Records from a data collection:

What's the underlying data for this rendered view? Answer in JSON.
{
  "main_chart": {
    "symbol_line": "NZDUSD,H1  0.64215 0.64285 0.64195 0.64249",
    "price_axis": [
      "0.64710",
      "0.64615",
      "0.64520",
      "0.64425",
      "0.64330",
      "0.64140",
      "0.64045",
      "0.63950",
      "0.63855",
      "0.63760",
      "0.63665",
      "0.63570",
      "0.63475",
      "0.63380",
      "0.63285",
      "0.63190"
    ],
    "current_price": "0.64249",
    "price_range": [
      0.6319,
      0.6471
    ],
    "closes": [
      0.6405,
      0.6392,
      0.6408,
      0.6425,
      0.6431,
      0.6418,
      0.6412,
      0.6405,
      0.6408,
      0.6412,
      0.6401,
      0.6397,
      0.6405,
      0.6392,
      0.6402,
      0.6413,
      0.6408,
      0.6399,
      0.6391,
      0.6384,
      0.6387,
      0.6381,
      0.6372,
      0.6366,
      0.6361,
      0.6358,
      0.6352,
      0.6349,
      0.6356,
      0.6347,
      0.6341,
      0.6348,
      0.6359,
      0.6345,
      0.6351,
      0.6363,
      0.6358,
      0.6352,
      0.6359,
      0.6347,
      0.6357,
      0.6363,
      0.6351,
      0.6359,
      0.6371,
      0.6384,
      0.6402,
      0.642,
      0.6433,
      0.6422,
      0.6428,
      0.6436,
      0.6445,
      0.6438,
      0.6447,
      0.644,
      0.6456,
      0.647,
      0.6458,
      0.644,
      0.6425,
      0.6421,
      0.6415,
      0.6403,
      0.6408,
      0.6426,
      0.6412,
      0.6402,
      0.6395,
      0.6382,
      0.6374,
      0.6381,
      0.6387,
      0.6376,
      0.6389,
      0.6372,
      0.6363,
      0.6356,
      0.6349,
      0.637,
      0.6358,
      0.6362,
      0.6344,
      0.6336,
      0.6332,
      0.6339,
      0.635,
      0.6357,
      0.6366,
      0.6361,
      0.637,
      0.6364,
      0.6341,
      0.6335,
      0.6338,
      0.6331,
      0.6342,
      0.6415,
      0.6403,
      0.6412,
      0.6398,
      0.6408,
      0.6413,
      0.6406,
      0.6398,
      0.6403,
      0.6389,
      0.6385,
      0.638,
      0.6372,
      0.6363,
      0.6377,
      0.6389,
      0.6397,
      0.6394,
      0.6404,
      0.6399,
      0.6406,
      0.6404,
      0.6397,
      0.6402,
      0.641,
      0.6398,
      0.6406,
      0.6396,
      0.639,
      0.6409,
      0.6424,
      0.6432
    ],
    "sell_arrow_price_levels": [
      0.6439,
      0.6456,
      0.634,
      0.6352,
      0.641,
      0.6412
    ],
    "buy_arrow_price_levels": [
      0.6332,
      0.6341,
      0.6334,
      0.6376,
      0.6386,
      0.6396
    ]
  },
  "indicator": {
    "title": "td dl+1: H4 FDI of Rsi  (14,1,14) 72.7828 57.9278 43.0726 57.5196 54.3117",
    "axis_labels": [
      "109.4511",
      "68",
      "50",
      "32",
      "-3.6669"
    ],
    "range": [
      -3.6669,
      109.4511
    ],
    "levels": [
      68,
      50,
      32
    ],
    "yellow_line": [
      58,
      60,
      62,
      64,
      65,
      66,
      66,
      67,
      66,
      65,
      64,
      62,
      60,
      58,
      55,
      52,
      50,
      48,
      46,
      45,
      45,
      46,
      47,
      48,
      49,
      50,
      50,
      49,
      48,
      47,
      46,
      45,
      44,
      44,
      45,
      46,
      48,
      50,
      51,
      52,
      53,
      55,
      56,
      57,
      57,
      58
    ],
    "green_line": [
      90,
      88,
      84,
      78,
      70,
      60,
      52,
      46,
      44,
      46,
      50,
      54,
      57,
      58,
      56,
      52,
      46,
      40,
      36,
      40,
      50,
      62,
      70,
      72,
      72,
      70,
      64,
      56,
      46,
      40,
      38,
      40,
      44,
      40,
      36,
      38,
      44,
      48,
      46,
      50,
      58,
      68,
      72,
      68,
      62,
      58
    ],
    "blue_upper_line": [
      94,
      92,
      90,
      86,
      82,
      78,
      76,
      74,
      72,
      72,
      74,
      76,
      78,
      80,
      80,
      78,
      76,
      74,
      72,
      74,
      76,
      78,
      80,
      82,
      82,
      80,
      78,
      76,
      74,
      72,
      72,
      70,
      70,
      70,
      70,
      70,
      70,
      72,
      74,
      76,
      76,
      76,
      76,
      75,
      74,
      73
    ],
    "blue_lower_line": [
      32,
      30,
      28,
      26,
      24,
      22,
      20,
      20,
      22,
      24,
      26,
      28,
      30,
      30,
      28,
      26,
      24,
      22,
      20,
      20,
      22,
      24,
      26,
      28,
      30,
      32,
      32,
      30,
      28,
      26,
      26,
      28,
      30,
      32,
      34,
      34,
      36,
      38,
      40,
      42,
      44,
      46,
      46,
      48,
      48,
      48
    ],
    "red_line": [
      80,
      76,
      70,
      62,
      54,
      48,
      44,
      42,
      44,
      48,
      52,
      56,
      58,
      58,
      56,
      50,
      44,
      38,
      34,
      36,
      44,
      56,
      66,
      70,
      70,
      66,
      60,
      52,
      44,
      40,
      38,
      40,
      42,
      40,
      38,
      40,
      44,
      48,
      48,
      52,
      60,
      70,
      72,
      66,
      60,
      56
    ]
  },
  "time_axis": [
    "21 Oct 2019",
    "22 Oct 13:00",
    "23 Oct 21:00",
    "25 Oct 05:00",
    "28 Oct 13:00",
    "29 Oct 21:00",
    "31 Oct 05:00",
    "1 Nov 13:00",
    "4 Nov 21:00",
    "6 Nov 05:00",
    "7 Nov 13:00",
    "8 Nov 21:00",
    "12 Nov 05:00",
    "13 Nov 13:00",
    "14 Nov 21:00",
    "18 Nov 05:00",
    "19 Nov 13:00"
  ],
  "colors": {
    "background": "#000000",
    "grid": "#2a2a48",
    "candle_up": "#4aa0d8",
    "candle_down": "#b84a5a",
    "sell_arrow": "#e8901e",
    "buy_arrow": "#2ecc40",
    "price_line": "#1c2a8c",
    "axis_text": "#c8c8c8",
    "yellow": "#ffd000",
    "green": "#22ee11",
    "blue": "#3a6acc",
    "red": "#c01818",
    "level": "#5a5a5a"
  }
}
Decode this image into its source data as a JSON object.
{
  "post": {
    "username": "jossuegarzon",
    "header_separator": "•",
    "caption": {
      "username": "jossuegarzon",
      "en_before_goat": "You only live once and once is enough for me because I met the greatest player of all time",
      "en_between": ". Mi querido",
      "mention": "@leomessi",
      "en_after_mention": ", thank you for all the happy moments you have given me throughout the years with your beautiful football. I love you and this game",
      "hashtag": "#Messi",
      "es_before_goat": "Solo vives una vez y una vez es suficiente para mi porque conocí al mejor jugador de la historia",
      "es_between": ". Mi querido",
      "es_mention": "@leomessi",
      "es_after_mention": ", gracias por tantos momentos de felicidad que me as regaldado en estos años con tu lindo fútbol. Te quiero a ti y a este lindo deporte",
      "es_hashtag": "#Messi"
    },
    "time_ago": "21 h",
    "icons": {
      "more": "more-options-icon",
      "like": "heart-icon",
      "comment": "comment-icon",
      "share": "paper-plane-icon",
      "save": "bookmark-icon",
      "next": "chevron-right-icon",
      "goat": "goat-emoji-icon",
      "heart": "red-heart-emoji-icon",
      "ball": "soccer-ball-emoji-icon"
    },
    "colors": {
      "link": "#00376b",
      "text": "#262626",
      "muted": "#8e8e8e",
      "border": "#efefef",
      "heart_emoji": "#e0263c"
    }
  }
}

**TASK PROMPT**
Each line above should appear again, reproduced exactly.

**FINISHED TASK**
What's the underlying data for this rendered view? Answer in JSON.
{
  "main_chart": {
    "symbol_line": "NZDUSD,H1  0.64215 0.64285 0.64195 0.64249",
    "price_axis": [
      "0.64710",
      "0.64615",
      "0.64520",
      "0.64425",
      "0.64330",
      "0.64140",
      "0.64045",
      "0.63950",
      "0.63855",
      "0.63760",
      "0.63665",
      "0.63570",
      "0.63475",
      "0.63380",
      "0.63285",
      "0.63190"
    ],
    "current_price": "0.64249",
    "price_range": [
      0.6319,
      0.6471
    ],
    "closes": [
      0.6405,
      0.6392,
      0.6408,
      0.6425,
      0.6431,
      0.6418,
      0.6412,
      0.6405,
      0.6408,
      0.6412,
      0.6401,
      0.6397,
      0.6405,
      0.6392,
      0.6402,
      0.6413,
      0.6408,
      0.6399,
      0.6391,
      0.6384,
      0.6387,
      0.6381,
      0.6372,
      0.6366,
      0.6361,
      0.6358,
      0.6352,
      0.6349,
      0.6356,
      0.6347,
      0.6341,
      0.6348,
      0.6359,
      0.6345,
      0.6351,
      0.6363,
      0.6358,
      0.6352,
      0.6359,
      0.6347,
      0.6357,
      0.6363,
      0.6351,
      0.6359,
      0.6371,
      0.6384,
      0.6402,
      0.642,
      0.6433,
      0.6422,
      0.6428,
      0.6436,
      0.6445,
      0.6438,
      0.6447,
      0.644,
      0.6456,
      0.647,
      0.6458,
      0.644,
      0.6425,
      0.6421,
      0.6415,
      0.6403,
      0.6408,
      0.6426,
      0.6412,
      0.6402,
      0.6395,
      0.6382,
      0.6374,
      0.6381,
      0.6387,
      0.6376,
      0.6389,
      0.6372,
      0.6363,
      0.6356,
      0.6349,
      0.637,
      0.6358,
      0.6362,
      0.6344,
      0.6336,
      0.6332,
      0.6339,
      0.635,
      0.6357,
      0.6366,
      0.6361,
      0.637,
      0.6364,
      0.6341,
      0.6335,
      0.6338,
      0.6331,
      0.6342,
      0.6415,
      0.6403,
      0.6412,
      0.6398,
      0.6408,
      0.6413,
      0.6406,
      0.6398,
      0.6403,
      0.6389,
      0.6385,
      0.638,
      0.6372,
      0.6363,
      0.6377,
      0.6389,
      0.6397,
      0.6394,
      0.6404,
      0.6399,
      0.6406,
      0.6404,
      0.6397,
      0.6402,
      0.641,
      0.6398,
      0.6406,
      0.6396,
      0.639,
      0.6409,
      0.6424,
      0.6432
    ],
    "sell_arrow_price_levels": [
      0.6439,
      0.6456,
      0.634,
      0.6352,
      0.641,
      0.6412
    ],
    "buy_arrow_price_levels": [
      0.6332,
      0.6341,
      0.6334,
      0.6376,
      0.6386,
      0.6396
    ]
  },
  "indicator": {
    "title": "td dl+1: H4 FDI of Rsi  (14,1,14) 72.7828 57.9278 43.0726 57.5196 54.3117",
    "axis_labels": [
      "109.4511",
      "68",
      "50",
      "32",
      "-3.6669"
    ],
    "range": [
      -3.6669,
      109.4511
    ],
    "levels": [
      68,
      50,
      32
    ],
    "yellow_line": [
      58,
      60,
      62,
      64,
      65,
      66,
      66,
      67,
      66,
      65,
      64,
      62,
      60,
      58,
      55,
      52,
      50,
      48,
      46,
      45,
      45,
      46,
      47,
      48,
      49,
      50,
      50,
      49,
      48,
      47,
      46,
      45,
      44,
      44,
      45,
      46,
      48,
      50,
      51,
      52,
      53,
      55,
      56,
      57,
      57,
      58
    ],
    "green_line": [
      90,
      88,
      84,
      78,
      70,
      60,
      52,
      46,
      44,
      46,
      50,
      54,
      57,
      58,
      56,
      52,
      46,
      40,
      36,
      40,
      50,
      62,
      70,
      72,
      72,
      70,
      64,
      56,
      46,
      40,
      38,
      40,
      44,
      40,
      36,
      38,
      44,
      48,
      46,
      50,
      58,
      68,
      72,
      68,
      62,
      58
    ],
    "blue_upper_line": [
      94,
      92,
      90,
      86,
      82,
      78,
      76,
      74,
      72,
      72,
      74,
      76,
      78,
      80,
      80,
      78,
      76,
      74,
      72,
      74,
      76,
      78,
      80,
      82,
      82,
      80,
      78,
      76,
      74,
      72,
      72,
      70,
      70,
      70,
      70,
      70,
      70,
      72,
      74,
      76,
      76,
      76,
      76,
      75,
      74,
      73
    ],
    "blue_lower_line": [
      32,
      30,
      28,
      26,
      24,
      22,
      20,
      20,
      22,
      24,
      26,
      28,
      30,
      30,
      28,
      26,
      24,
      22,
      20,
      20,
      22,
      24,
      26,
      28,
      30,
      32,
      32,
      30,
      28,
      26,
      26,
      28,
      30,
      32,
      34,
      34,
      36,
      38,
      40,
      42,
      44,
      46,
      46,
      48,
      48,
      48
    ],
    "red_line": [
      80,
      76,
      70,
      62,
      54,
      48,
      44,
      42,
      44,
      48,
      52,
      56,
      58,
      58,
      56,
      50,
      44,
      38,
      34,
      36,
      44,
      56,
      66,
      70,
      70,
      66,
      60,
      52,
      44,
      40,
      38,
      40,
      42,
      40,
      38,
      40,
      44,
      48,
      48,
      52,
      60,
      70,
      72,
      66,
      60,
      56
    ]
  },
  "time_axis": [
    "21 Oct 2019",
    "22 Oct 13:00",
    "23 Oct 21:00",
    "25 Oct 05:00",
    "28 Oct 13:00",
    "29 Oct 21:00",
    "31 Oct 05:00",
    "1 Nov 13:00",
    "4 Nov 21:00",
    "6 Nov 05:00",
    "7 Nov 13:00",
    "8 Nov 21:00",
    "12 Nov 05:00",
    "13 Nov 13:00",
    "14 Nov 21:00",
    "18 Nov 05:00",
    "19 Nov 13:00"
  ],
  "colors": {
    "background": "#000000",
    "grid": "#2a2a48",
    "candle_up": "#4aa0d8",
    "candle_down": "#b84a5a",
    "sell_arrow": "#e8901e",
    "buy_arrow": "#2ecc40",
    "price_line": "#1c2a8c",
    "axis_text": "#c8c8c8",
    "yellow": "#ffd000",
    "green": "#22ee11",
    "blue": "#3a6acc",
    "red": "#c01818",
    "level": "#5a5a5a"
  }
}
Decode this image into its source data as a JSON object.
{
  "post": {
    "username": "jossuegarzon",
    "header_separator": "•",
    "caption": {
      "username": "jossuegarzon",
      "en_before_goat": "You only live once and once is enough for me because I met the greatest player of all time",
      "en_between": ". Mi querido",
      "mention": "@leomessi",
      "en_after_mention": ", thank you for all the happy moments you have given me throughout the years with your beautiful football. I love you and this game",
      "hashtag": "#Messi",
      "es_before_goat": "Solo vives una vez y una vez es suficiente para mi porque conocí al mejor jugador de la historia",
      "es_between": ". Mi querido",
      "es_mention": "@leomessi",
      "es_after_mention": ", gracias por tantos momentos de felicidad que me as regaldado en estos años con tu lindo fútbol. Te quiero a ti y a este lindo deporte",
      "es_hashtag": "#Messi"
    },
    "time_ago": "21 h",
    "icons": {
      "more": "more-options-icon",
      "like": "heart-icon",
      "comment": "comment-icon",
      "share": "paper-plane-icon",
      "save": "bookmark-icon",
      "next": "chevron-right-icon",
      "goat": "goat-emoji-icon",
      "heart": "red-heart-emoji-icon",
      "ball": "soccer-ball-emoji-icon"
    },
    "colors": {
      "link": "#00376b",
      "text": "#262626",
      "muted": "#8e8e8e",
      "border": "#efefef",
      "heart_emoji": "#e0263c"
    }
  }
}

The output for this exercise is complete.